|Cooperative Classification||H03H7/1775, H03H7/1708, H03H7/075|
|European Classification||H03H7/17R4, H03H7/17B, H03H7/075|
|Jan 7, 1982||AS||Assignment|
Owner name: THOMSON-CSF, 173, BL. HAUSSMANN 75008 PARIS FRANCE
Free format text: ASSIGNMENT OF ASSIGNORS INTEREST.;ASSIGNOR:DARMOUNT, CORINNE;REEL/FRAME:003965/0474
Effective date: 19811222
|Aug 31, 1987||FPAY||Fee payment|
Year of fee payment: 4
|Aug 22, 1991||FPAY||Fee payment|
Year of fee payment: 8
|Oct 17, 1995||REMI||Maintenance fee reminder mailed|
|Mar 10, 1996||LAPS||Lapse for failure to pay maintenance fees|

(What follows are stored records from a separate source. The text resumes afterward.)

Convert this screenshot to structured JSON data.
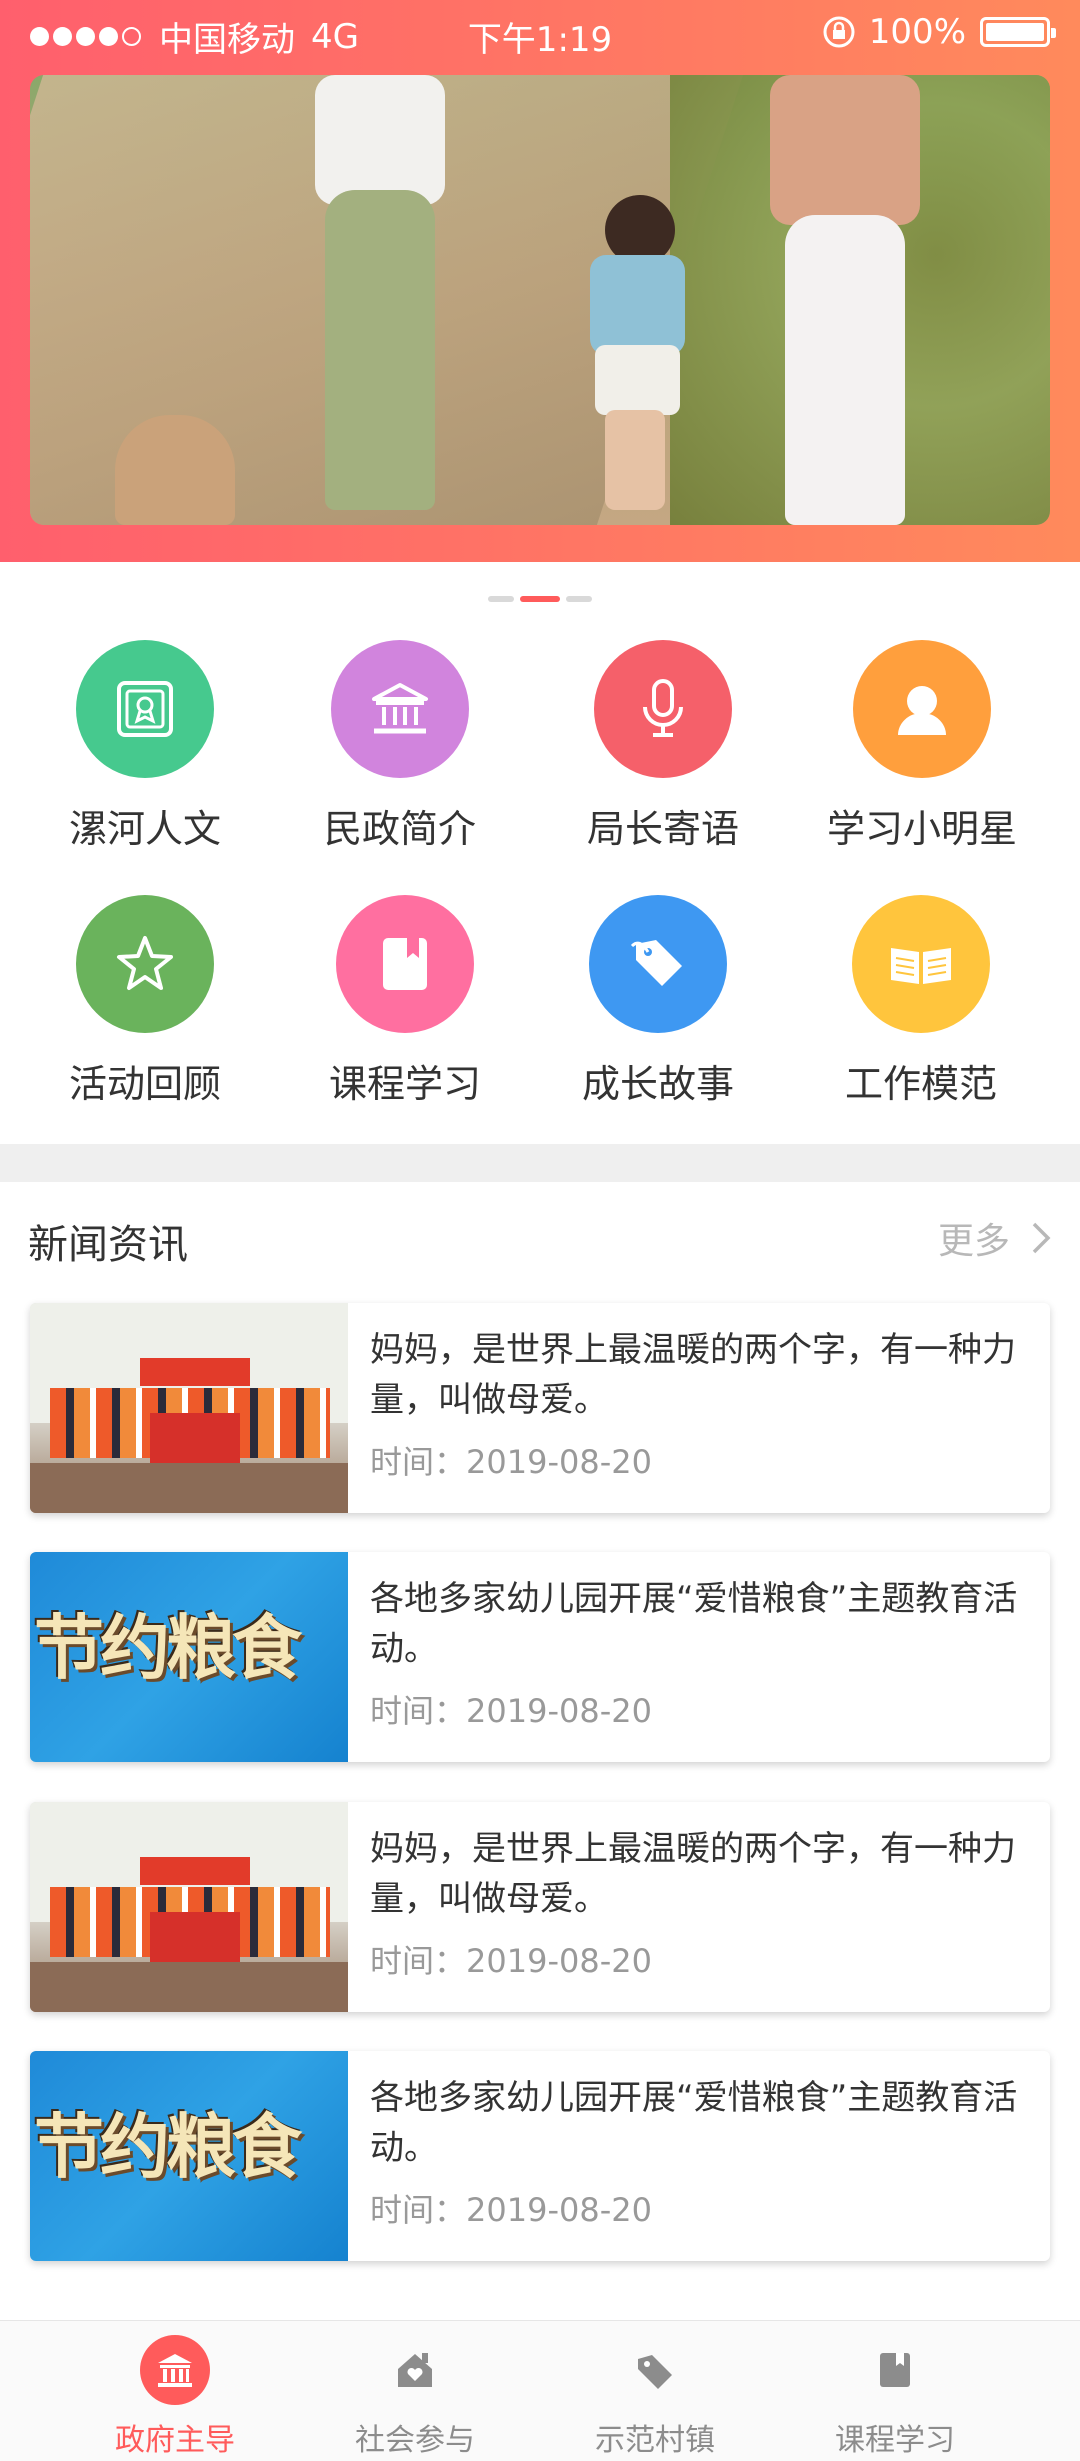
{
  "status_bar": {
    "carrier": "中国移动",
    "network": "4G",
    "time": "下午1:19",
    "battery": "100%"
  },
  "banner": {
    "pages": 3,
    "active_page": 2
  },
  "grid": [
    {
      "label": "漯河人文",
      "icon": "certificate-icon",
      "color": "#46c98e"
    },
    {
      "label": "民政简介",
      "icon": "building-icon",
      "color": "#d184dd"
    },
    {
      "label": "局长寄语",
      "icon": "microphone-icon",
      "color": "#f5606a"
    },
    {
      "label": "学习小明星",
      "icon": "person-icon",
      "color": "#ff9f3d"
    },
    {
      "label": "活动回顾",
      "icon": "star-icon",
      "color": "#6ab35c"
    },
    {
      "label": "课程学习",
      "icon": "book-icon",
      "color": "#ff6fa0"
    },
    {
      "label": "成长故事",
      "icon": "tag-icon",
      "color": "#3e98f2"
    },
    {
      "label": "工作模范",
      "icon": "open-book-icon",
      "color": "#ffc53d"
    }
  ],
  "news": {
    "title": "新闻资讯",
    "more": "更多",
    "items": [
      {
        "title": "妈妈，是世界上最温暖的两个字，有一种力量，叫做母爱。",
        "time": "时间：2019-08-20",
        "image": "group-photo"
      },
      {
        "title": "各地多家幼儿园开展“爱惜粮食”主题教育活动。",
        "time": "时间：2019-08-20",
        "image": "food-text",
        "image_text": "节约粮食"
      },
      {
        "title": "妈妈，是世界上最温暖的两个字，有一种力量，叫做母爱。",
        "time": "时间：2019-08-20",
        "image": "group-photo"
      },
      {
        "title": "各地多家幼儿园开展“爱惜粮食”主题教育活动。",
        "time": "时间：2019-08-20",
        "image": "food-text",
        "image_text": "节约粮食"
      }
    ]
  },
  "tabs": [
    {
      "label": "政府主导",
      "icon": "government-icon",
      "active": true
    },
    {
      "label": "社会参与",
      "icon": "home-heart-icon",
      "active": false
    },
    {
      "label": "示范村镇",
      "icon": "tag-icon",
      "active": false
    },
    {
      "label": "课程学习",
      "icon": "book-icon",
      "active": false
    }
  ],
  "colors": {
    "accent": "#ff5b5b",
    "header_start": "#ff5f6d",
    "header_end": "#ff8a5c"
  }
}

|May 21, 1996||FP||Expired due to failure to pay maintenance fee|
Effective date: 19960313